• INSTRUCTIONS TO FOLLOW:
Repeat the data below with no changes.

[Source data]

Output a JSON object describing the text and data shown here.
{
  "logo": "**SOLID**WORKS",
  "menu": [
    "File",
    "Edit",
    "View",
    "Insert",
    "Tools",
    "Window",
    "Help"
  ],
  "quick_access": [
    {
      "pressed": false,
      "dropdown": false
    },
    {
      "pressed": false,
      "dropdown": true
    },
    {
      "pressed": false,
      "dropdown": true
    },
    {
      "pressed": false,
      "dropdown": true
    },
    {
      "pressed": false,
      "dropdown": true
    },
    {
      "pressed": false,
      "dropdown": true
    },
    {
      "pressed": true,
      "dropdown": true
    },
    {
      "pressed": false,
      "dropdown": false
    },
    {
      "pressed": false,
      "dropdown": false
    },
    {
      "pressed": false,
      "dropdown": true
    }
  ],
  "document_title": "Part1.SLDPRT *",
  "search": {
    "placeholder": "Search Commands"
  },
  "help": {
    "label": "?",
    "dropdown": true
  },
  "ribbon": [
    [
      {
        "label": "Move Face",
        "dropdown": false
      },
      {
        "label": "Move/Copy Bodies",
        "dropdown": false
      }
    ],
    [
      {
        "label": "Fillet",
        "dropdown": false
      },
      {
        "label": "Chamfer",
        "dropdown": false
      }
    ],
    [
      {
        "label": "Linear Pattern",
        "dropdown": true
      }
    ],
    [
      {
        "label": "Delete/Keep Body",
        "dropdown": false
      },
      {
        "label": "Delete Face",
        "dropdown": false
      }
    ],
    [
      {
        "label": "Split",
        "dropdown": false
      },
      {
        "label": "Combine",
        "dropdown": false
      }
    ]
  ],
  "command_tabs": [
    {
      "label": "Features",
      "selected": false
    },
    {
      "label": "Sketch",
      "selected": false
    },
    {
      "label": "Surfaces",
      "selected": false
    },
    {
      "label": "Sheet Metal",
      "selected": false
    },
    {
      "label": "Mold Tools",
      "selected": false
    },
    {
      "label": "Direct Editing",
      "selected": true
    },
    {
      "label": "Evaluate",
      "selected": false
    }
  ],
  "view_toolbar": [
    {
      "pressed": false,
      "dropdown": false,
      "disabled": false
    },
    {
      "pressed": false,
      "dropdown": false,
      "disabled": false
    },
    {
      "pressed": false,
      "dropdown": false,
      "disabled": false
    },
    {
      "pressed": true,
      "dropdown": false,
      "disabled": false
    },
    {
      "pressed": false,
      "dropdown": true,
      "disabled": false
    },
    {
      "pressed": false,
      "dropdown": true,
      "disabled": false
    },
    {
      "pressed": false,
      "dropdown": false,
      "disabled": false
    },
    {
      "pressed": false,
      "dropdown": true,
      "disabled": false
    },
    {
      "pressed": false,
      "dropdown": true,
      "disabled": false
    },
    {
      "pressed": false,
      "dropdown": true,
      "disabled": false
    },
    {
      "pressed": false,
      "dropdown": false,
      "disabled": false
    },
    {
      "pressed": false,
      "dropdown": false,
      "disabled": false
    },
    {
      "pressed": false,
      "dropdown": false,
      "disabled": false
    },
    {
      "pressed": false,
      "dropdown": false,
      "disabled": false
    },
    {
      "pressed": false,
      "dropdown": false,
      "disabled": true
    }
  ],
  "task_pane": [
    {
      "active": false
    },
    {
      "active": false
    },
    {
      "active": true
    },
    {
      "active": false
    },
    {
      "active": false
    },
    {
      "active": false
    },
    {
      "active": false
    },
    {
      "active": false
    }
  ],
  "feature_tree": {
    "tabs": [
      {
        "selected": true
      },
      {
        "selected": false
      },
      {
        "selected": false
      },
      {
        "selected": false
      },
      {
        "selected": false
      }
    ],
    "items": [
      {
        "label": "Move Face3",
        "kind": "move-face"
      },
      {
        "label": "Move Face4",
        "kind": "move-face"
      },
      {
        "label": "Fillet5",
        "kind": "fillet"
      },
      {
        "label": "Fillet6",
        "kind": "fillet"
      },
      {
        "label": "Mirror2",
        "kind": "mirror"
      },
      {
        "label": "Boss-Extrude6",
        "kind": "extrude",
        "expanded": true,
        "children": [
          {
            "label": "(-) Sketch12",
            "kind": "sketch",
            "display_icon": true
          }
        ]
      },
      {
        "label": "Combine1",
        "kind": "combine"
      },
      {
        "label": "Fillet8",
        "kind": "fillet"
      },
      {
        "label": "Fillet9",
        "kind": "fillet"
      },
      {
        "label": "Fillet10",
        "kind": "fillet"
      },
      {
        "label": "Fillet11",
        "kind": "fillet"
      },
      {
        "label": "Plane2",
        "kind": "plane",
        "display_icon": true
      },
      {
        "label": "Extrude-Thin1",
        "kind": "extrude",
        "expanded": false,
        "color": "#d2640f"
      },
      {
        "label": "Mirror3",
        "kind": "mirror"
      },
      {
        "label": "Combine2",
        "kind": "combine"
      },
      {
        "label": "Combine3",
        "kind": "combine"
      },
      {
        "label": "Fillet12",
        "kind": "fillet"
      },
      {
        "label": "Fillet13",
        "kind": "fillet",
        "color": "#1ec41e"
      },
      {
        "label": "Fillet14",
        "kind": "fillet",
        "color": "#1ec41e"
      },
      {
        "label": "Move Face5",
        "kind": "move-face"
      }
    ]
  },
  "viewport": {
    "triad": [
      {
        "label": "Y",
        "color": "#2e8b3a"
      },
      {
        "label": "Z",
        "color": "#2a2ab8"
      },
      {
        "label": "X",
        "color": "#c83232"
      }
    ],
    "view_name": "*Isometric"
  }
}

• WORKED SOLUTION:
Output a JSON object describing the text and data shown here.
{
  "logo": "**SOLID**WORKS",
  "menu": [
    "File",
    "Edit",
    "View",
    "Insert",
    "Tools",
    "Window",
    "Help"
  ],
  "quick_access": [
    {
      "pressed": false,
      "dropdown": false
    },
    {
      "pressed": false,
      "dropdown": true
    },
    {
      "pressed": false,
      "dropdown": true
    },
    {
      "pressed": false,
      "dropdown": true
    },
    {
      "pressed": false,
      "dropdown": true
    },
    {
      "pressed": false,
      "dropdown": true
    },
    {
      "pressed": true,
      "dropdown": true
    },
    {
      "pressed": false,
      "dropdown": false
    },
    {
      "pressed": false,
      "dropdown": false
    },
    {
      "pressed": false,
      "dropdown": true
    }
  ],
  "document_title": "Part1.SLDPRT *",
  "search": {
    "placeholder": "Search Commands"
  },
  "help": {
    "label": "?",
    "dropdown": true
  },
  "ribbon": [
    [
      {
        "label": "Move Face",
        "dropdown": false
      },
      {
        "label": "Move/Copy Bodies",
        "dropdown": false
      }
    ],
    [
      {
        "label": "Fillet",
        "dropdown": false
      },
      {
        "label": "Chamfer",
        "dropdown": false
      }
    ],
    [
      {
        "label": "Linear Pattern",
        "dropdown": true
      }
    ],
    [
      {
        "label": "Delete/Keep Body",
        "dropdown": false
      },
      {
        "label": "Delete Face",
        "dropdown": false
      }
    ],
    [
      {
        "label": "Split",
        "dropdown": false
      },
      {
        "label": "Combine",
        "dropdown": false
      }
    ]
  ],
  "command_tabs": [
    {
      "label": "Features",
      "selected": false
    },
    {
      "label": "Sketch",
      "selected": false
    },
    {
      "label": "Surfaces",
      "selected": false
    },
    {
      "label": "Sheet Metal",
      "selected": false
    },
    {
      "label": "Mold Tools",
      "selected": false
    },
    {
      "label": "Direct Editing",
      "selected": true
    },
    {
      "label": "Evaluate",
      "selected": false
    }
  ],
  "view_toolbar": [
    {
      "pressed": false,
      "dropdown": false,
      "disabled": false
    },
    {
      "pressed": false,
      "dropdown": false,
      "disabled": false
    },
    {
      "pressed": false,
      "dropdown": false,
      "disabled": false
    },
    {
      "pressed": true,
      "dropdown": false,
      "disabled": false
    },
    {
      "pressed": false,
      "dropdown": true,
      "disabled": false
    },
    {
      "pressed": false,
      "dropdown": true,
      "disabled": false
    },
    {
      "pressed": false,
      "dropdown": false,
      "disabled": false
    },
    {
      "pressed": false,
      "dropdown": true,
      "disabled": false
    },
    {
      "pressed": false,
      "dropdown": true,
      "disabled": false
    },
    {
      "pressed": false,
      "dropdown": true,
      "disabled": false
    },
    {
      "pressed": false,
      "dropdown": false,
      "disabled": false
    },
    {
      "pressed": false,
      "dropdown": false,
      "disabled": false
    },
    {
      "pressed": false,
      "dropdown": false,
      "disabled": false
    },
    {
      "pressed": false,
      "dropdown": false,
      "disabled": false
    },
    {
      "pressed": false,
      "dropdown": false,
      "disabled": true
    }
  ],
  "task_pane": [
    {
      "active": false
    },
    {
      "active": false
    },
    {
      "active": true
    },
    {
      "active": false
    },
    {
      "active": false
    },
    {
      "active": false
    },
    {
      "active": false
    },
    {
      "active": false
    }
  ],
  "feature_tree": {
    "tabs": [
      {
        "selected": true
      },
      {
        "selected": false
      },
      {
        "selected": false
      },
      {
        "selected": false
      },
      {
        "selected": false
      }
    ],
    "items": [
      {
        "label": "Move Face3",
        "kind": "move-face"
      },
      {
        "label": "Move Face4",
        "kind": "move-face"
      },
      {
        "label": "Fillet5",
        "kind": "fillet"
      },
      {
        "label": "Fillet6",
        "kind": "fillet"
      },
      {
        "label": "Mirror2",
        "kind": "mirror"
      },
      {
        "label": "Boss-Extrude6",
        "kind": "extrude",
        "expanded": true,
        "children": [
          {
            "label": "(-) Sketch12",
            "kind": "sketch",
            "display_icon": true
          }
        ]
      },
      {
        "label": "Combine1",
        "kind": "combine"
      },
      {
        "label": "Fillet8",
        "kind": "fillet"
      },
      {
        "label": "Fillet9",
        "kind": "fillet"
      },
      {
        "label": "Fillet10",
        "kind": "fillet"
      },
      {
        "label": "Fillet11",
        "kind": "fillet"
      },
      {
        "label": "Plane2",
        "kind": "plane",
        "display_icon": true
      },
      {
        "label": "Extrude-Thin1",
        "kind": "extrude",
        "expanded": false,
        "color": "#d2640f"
      },
      {
        "label": "Mirror3",
        "kind": "mirror"
      },
      {
        "label": "Combine2",
        "kind": "combine"
      },
      {
        "label": "Combine3",
        "kind": "combine"
      },
      {
        "label": "Fillet12",
        "kind": "fillet"
      },
      {
        "label": "Fillet13",
        "kind": "fillet",
        "color": "#1ec41e"
      },
      {
        "label": "Fillet14",
        "kind": "fillet",
        "color": "#1ec41e"
      },
      {
        "label": "Move Face5",
        "kind": "move-face"
      }
    ]
  },
  "viewport": {
    "triad": [
      {
        "label": "Y",
        "color": "#2e8b3a"
      },
      {
        "label": "Z",
        "color": "#2a2ab8"
      },
      {
        "label": "X",
        "color": "#c83232"
      }
    ],
    "view_name": "*Isometric"
  }
}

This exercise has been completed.